Combining graphene transistors with MOFs yields selective and sensitive sensors

Karlsruhe Institute Of Technology (KIT) and Technical University of Darmstadt researchers have developed graphene-enhanced sensors for molecules in the gas phase. The functional principle of this new type of sensors is based on sensitive graphene transistors and tailor-made organometallic coatings. This combination enables selective detection of molecules.

Process flow of graphene MOFs sensors imageFabrication of SURMOF/GFET process flow. Image from article

As a prototype, the authors of the new study demonstrated a specific ethanol sensor that, unlike currently available commercial sensors, does not react to other alcohols or moisture.

Read the full story Posted: Sep 13,2021

Researchers succeed in creating single-crystal, large-area, fold-free monolayer graphene

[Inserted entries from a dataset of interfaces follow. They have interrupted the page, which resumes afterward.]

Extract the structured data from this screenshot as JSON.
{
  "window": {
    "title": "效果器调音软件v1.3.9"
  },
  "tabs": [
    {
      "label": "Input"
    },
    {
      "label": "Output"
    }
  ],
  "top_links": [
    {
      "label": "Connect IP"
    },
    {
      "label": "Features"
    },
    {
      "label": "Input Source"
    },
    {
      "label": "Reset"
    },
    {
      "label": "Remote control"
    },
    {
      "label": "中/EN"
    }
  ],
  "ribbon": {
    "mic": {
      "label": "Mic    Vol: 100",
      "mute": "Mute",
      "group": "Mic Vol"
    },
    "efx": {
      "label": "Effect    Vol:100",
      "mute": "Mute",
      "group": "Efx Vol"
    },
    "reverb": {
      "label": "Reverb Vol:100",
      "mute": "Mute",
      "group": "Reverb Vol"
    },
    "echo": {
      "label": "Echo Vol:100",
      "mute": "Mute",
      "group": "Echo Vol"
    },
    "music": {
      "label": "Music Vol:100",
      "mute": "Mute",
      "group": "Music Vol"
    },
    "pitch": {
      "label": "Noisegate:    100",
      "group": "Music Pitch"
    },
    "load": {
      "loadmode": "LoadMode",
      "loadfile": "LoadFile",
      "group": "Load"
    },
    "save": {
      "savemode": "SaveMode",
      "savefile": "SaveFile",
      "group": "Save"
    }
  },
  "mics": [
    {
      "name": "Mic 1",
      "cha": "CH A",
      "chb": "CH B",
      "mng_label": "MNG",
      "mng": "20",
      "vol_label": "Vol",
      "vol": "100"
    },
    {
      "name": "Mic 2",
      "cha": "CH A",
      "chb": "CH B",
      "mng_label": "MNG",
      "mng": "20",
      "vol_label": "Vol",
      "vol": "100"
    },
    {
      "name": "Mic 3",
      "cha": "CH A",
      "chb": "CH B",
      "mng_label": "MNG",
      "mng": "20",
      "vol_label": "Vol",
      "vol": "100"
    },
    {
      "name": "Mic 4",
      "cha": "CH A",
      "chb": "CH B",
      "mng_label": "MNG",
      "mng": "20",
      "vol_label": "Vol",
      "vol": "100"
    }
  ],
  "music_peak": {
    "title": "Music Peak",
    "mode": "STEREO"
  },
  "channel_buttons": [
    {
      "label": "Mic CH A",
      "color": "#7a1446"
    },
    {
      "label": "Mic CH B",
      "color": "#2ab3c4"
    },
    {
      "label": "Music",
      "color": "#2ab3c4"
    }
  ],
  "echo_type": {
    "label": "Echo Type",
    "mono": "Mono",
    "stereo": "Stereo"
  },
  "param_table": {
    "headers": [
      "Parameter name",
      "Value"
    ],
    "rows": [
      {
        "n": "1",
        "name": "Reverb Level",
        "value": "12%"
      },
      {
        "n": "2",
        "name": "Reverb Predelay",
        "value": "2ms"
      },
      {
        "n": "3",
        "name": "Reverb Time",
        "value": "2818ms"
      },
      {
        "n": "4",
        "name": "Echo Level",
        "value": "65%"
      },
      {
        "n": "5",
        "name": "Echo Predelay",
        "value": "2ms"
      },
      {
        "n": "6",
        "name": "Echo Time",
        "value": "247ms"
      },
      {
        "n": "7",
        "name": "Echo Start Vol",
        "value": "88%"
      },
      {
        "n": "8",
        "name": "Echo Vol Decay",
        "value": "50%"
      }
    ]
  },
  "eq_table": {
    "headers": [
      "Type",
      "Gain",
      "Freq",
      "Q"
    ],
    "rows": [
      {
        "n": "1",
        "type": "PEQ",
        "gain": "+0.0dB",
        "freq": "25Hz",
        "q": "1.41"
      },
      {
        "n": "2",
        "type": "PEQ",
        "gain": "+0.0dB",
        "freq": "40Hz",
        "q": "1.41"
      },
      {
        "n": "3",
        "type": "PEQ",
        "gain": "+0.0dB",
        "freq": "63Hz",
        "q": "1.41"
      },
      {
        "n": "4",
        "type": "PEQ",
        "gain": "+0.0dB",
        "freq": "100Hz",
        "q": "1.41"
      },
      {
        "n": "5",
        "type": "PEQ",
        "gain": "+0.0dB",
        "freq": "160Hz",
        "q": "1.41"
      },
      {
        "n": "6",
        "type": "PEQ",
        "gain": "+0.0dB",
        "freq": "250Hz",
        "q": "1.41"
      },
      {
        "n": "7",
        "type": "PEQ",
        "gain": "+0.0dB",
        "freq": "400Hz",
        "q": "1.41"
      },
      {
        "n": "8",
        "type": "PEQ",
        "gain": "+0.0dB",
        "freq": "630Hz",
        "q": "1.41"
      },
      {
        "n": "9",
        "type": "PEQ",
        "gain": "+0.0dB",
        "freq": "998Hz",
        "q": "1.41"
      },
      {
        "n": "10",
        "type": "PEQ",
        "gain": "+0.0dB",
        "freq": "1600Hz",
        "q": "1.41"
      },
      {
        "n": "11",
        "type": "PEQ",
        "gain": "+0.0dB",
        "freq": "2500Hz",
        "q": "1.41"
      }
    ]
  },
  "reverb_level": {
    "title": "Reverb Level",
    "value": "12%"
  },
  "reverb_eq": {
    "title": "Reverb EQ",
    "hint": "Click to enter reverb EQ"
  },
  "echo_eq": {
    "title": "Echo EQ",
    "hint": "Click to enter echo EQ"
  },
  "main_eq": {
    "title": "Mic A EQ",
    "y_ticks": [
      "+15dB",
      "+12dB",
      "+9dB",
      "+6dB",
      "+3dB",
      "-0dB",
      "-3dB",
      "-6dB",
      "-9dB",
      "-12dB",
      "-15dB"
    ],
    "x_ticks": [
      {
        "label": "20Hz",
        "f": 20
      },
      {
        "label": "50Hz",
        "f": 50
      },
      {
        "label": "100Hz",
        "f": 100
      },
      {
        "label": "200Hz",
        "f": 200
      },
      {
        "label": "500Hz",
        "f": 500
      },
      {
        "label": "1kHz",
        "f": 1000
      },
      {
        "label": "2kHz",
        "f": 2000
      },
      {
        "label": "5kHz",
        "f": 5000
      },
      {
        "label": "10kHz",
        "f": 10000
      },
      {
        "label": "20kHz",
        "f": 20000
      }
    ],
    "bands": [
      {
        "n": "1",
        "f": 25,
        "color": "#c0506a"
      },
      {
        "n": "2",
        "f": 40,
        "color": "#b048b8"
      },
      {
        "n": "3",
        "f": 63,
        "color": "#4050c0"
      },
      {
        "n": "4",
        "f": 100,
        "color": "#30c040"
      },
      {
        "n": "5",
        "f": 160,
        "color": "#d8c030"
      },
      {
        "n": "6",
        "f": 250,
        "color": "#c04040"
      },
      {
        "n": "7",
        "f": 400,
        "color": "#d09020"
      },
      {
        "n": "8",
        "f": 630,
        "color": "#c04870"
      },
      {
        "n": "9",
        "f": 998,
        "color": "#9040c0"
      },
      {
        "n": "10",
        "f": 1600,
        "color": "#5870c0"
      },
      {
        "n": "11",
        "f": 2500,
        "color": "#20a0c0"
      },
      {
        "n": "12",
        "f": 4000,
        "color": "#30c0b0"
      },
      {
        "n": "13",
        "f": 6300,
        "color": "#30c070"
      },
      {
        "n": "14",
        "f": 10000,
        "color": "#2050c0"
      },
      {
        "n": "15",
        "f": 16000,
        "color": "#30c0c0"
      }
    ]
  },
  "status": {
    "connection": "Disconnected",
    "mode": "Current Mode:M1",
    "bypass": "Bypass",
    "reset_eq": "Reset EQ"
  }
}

A team of researchers, led by Director Rod Ruoff at the Center for Multidimensional Carbon Materials (CMCM) within the Institute for Basic Science (IBS) and including graduate students at the Ulsan National Institute of Science and Technology (UNIST), has achieved growth and characterization of large area, single-crystal graphene totally free from wrinkles, folds, or adlayers. It was said to be 'the most perfect graphene that has been grown and characterized, to date'.

Director Ruoff notes: This pioneering breakthrough was due to many contributing factors, including human ingenuity and the ability of the CMCM researchers to reproducibly make large-area single-crystal Cu-Ni(111) foils, on which the graphene was grown by chemical vapor deposition (CVD) using a mixture of ethylene with hydrogen in a stream of argon gas. Student Meihui Wang, Dr. Ming Huang, and Dr. Da Luo along with Ruoff undertook a series of experiments of growing single-crystal and single-layer graphene on such ‘home-made’ Cu-Ni(111) foils under different temperatures.

Read the full story Posted: Aug 27,2021